The following essay was submitted to the Bulletin as a Letter to the Editor.
Until now, I have made a point of staying out of the local conversation regarding the rash of real-estate-related suicides. Personally, I believe that tragedies such as these deserve a certain discretion, at least among individuals.
However, the news media is in a completely different situation. Its job is to dispassionately report important information on current events regardless of the personal cost.
For example, The Bulletin avidly reported for days on the failed malpractice case against local surgeon Tony Hinz without regard to the cost Dr. Hinz suffered because of the negative publicity, a cost that even his vindication did little to ameliorate, I’m sure.
When it comes to the slumping local real estate market, however, and the concomitant spate of suicides, the Bulletin conveniently hides behind discretion and an intriguing policy of non-reporting even while the paper’s big brother, the Oregonian, finds it suitable news material.
In response to criticism of the Bulletin’s ignoring the story editor John Costa recently wrote that the local medical examiner had not yet confirmed the alleged suicides and, “The Bulletin has a policy of not naming people who commit suicide unless they are public figures or unless they kill themselves in a public setting.”
However, on Christmas Eve the Bulletin reported on the alleged suicide of Bernard Madoff investor Rene-Thierry Magon De La Villehuchet, even omitting the term, “alleged” though the New York City medical examiner had not made such a determination at the time. In addition, Mr. Villehuchet was no more a “public figure” than any of the local alleged suicide victims nor did he take his own life in a public place.
There can be only two explanations for this type of hypocrisy, Mr. Costa: either your “fact-checking” in this case failed you or you violated your own policy on reporting suicides.
Still, I believe that Mr. Villehuchet’s death was a suicide and, indeed, newsworthy just as you and your editorial desk determined at the time. However, if the Bulletin saw fit to declare Mr. Villehuchet’s death a suicide and deemed it worthy of publication then there should be no impediment to reporting the local suicides, just as the Oregonian did.
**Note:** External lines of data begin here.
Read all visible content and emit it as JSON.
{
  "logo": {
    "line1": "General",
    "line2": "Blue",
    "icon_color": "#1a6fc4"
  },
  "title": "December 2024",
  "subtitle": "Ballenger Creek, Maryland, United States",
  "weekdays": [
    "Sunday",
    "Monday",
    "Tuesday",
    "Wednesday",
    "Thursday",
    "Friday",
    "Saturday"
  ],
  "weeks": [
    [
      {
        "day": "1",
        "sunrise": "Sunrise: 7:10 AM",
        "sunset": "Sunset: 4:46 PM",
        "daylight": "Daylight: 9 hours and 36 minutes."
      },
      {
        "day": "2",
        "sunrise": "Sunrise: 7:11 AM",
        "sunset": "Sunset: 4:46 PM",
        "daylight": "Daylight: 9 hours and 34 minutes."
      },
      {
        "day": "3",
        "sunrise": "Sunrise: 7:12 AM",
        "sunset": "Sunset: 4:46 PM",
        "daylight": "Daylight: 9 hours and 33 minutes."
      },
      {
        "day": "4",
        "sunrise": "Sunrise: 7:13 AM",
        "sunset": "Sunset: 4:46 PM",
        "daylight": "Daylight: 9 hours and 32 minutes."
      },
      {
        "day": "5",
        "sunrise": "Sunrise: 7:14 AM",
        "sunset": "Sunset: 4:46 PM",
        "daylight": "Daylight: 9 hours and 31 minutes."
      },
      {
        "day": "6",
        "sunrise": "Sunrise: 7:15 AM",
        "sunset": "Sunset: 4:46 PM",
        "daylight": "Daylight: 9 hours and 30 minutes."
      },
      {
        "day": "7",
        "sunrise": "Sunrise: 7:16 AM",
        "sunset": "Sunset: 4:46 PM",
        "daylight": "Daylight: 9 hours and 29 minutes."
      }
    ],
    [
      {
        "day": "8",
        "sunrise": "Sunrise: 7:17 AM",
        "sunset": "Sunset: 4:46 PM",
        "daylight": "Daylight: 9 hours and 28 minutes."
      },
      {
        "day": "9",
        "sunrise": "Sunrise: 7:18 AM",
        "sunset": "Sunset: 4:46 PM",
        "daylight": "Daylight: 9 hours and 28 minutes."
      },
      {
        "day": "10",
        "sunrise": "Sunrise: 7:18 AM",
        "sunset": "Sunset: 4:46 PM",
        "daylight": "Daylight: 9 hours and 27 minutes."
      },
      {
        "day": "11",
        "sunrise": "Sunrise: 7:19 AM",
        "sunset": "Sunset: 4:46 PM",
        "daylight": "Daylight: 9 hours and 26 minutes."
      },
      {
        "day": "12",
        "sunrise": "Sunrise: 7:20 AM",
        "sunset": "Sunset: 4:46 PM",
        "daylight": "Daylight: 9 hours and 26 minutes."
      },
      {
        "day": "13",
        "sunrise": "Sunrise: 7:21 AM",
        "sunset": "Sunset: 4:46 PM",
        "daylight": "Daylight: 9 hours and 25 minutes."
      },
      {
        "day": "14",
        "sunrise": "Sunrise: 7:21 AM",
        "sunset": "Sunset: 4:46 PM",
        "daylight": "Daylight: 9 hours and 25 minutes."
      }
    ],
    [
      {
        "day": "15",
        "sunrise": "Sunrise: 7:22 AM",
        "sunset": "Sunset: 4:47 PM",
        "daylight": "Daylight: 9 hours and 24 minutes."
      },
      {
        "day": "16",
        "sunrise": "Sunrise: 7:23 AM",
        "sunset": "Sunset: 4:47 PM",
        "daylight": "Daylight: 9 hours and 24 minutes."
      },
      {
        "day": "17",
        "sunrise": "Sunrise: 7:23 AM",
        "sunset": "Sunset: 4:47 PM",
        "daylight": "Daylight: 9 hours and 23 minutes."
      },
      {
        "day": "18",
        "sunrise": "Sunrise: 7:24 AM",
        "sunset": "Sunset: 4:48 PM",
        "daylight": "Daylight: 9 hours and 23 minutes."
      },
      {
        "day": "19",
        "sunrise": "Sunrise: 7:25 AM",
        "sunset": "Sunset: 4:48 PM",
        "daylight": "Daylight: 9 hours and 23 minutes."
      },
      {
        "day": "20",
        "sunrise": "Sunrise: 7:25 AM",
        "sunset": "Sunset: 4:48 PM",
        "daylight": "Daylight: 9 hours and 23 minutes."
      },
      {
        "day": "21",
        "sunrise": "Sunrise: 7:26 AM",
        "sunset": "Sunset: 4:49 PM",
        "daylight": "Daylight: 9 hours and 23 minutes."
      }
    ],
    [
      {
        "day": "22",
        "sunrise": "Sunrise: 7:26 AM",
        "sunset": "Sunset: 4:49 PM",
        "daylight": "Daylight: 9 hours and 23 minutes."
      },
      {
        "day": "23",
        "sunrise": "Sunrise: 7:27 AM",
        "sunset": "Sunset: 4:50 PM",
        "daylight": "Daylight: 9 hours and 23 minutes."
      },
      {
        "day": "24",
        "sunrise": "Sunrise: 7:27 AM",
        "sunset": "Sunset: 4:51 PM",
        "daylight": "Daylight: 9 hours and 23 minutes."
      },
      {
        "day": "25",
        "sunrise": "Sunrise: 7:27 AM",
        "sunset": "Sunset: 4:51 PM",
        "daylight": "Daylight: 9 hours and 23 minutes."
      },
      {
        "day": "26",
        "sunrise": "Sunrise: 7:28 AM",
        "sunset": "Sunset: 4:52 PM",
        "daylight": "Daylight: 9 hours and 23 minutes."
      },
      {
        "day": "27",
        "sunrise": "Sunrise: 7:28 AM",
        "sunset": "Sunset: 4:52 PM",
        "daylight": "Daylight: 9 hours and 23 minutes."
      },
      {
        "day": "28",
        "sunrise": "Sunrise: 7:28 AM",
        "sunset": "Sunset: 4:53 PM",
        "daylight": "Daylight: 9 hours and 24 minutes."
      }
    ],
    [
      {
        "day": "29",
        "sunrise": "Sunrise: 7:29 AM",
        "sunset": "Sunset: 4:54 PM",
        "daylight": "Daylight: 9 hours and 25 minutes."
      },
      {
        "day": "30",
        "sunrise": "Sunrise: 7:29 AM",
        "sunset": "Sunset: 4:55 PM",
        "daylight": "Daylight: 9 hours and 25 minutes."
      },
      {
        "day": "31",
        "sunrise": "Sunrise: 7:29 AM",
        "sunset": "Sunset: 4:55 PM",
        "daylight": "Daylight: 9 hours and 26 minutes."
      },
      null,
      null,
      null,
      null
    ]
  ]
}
The bottom line is the community has a right to know and the local news media has an obligation to inform. Otherwise the Bulletin ought to reexamine its efficacy as a “news” outlet.